* **Exercise details**
Return each line of the listing that follows in which the string "title" can be found.

* **Supplied data**
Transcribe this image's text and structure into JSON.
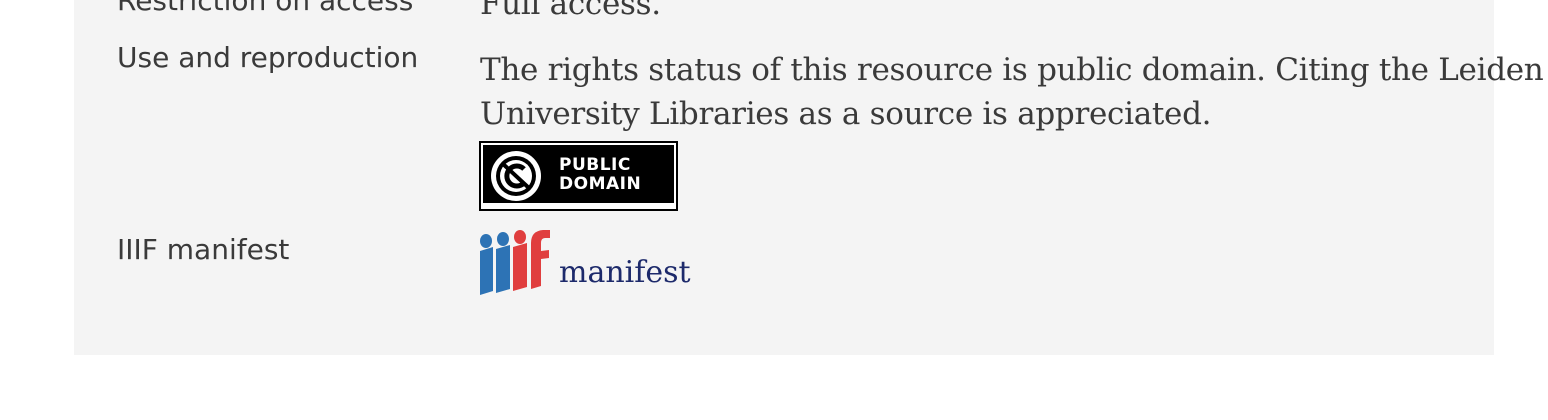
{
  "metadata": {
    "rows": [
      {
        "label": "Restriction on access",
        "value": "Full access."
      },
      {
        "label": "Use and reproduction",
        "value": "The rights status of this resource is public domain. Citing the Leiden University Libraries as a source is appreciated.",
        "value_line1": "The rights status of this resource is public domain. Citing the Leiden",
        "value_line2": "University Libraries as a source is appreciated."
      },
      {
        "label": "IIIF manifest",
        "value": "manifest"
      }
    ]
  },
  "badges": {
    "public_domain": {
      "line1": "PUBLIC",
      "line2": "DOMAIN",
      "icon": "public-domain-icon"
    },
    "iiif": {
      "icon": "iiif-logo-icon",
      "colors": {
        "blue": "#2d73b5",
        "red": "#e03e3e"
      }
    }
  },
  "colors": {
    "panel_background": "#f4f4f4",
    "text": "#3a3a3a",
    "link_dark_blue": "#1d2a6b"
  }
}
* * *
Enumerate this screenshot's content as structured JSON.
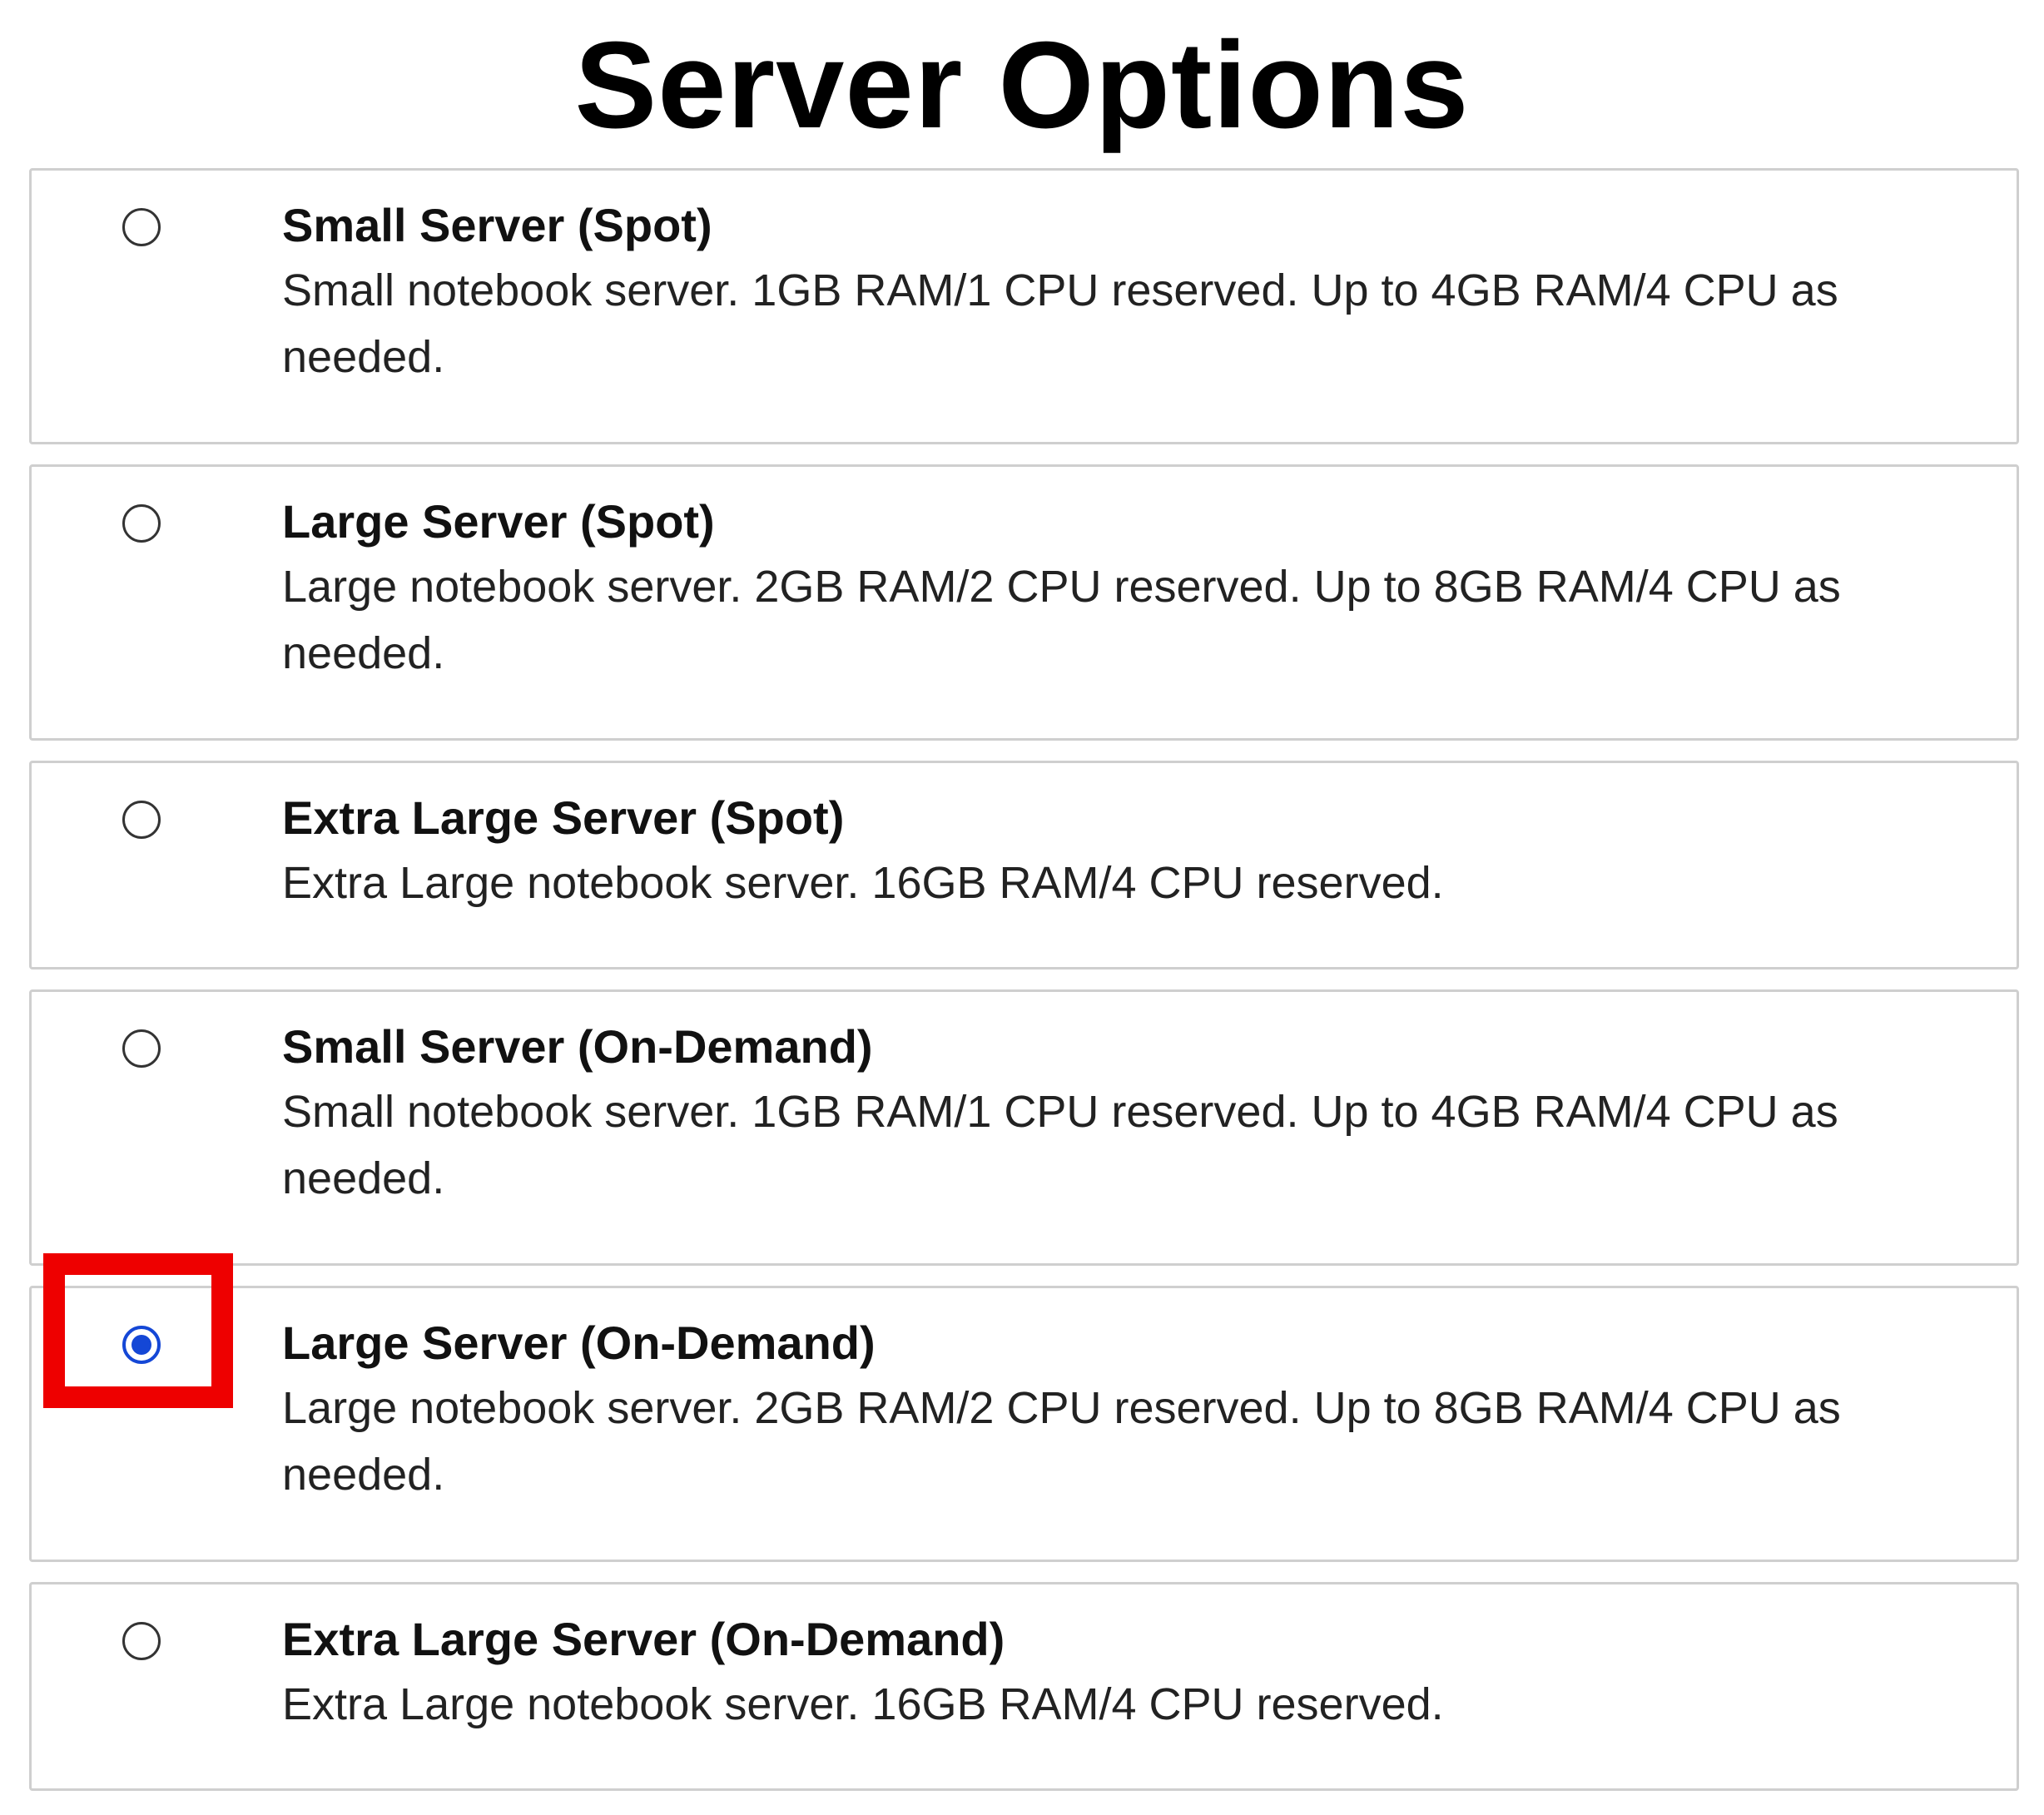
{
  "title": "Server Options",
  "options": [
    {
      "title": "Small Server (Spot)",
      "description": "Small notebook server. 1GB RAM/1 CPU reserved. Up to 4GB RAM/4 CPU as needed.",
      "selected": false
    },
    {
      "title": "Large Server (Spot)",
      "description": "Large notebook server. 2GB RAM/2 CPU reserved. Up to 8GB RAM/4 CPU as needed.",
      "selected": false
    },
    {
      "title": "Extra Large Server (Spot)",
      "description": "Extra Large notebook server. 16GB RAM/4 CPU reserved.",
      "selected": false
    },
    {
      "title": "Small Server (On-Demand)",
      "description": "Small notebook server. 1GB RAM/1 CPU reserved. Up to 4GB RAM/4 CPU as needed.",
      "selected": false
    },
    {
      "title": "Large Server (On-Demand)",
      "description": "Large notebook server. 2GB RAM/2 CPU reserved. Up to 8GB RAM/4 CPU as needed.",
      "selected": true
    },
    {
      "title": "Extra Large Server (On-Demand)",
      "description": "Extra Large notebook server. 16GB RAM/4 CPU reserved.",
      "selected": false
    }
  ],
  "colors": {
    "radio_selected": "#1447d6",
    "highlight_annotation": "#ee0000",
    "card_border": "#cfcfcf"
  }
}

* **Written answer**
  "title": "Server Options",
      "title": "Small Server (Spot)",
      "title": "Large Server (Spot)",
      "title": "Extra Large Server (Spot)",
      "title": "Small Server (On-Demand)",
      "title": "Large Server (On-Demand)",
      "title": "Extra Large Server (On-Demand)",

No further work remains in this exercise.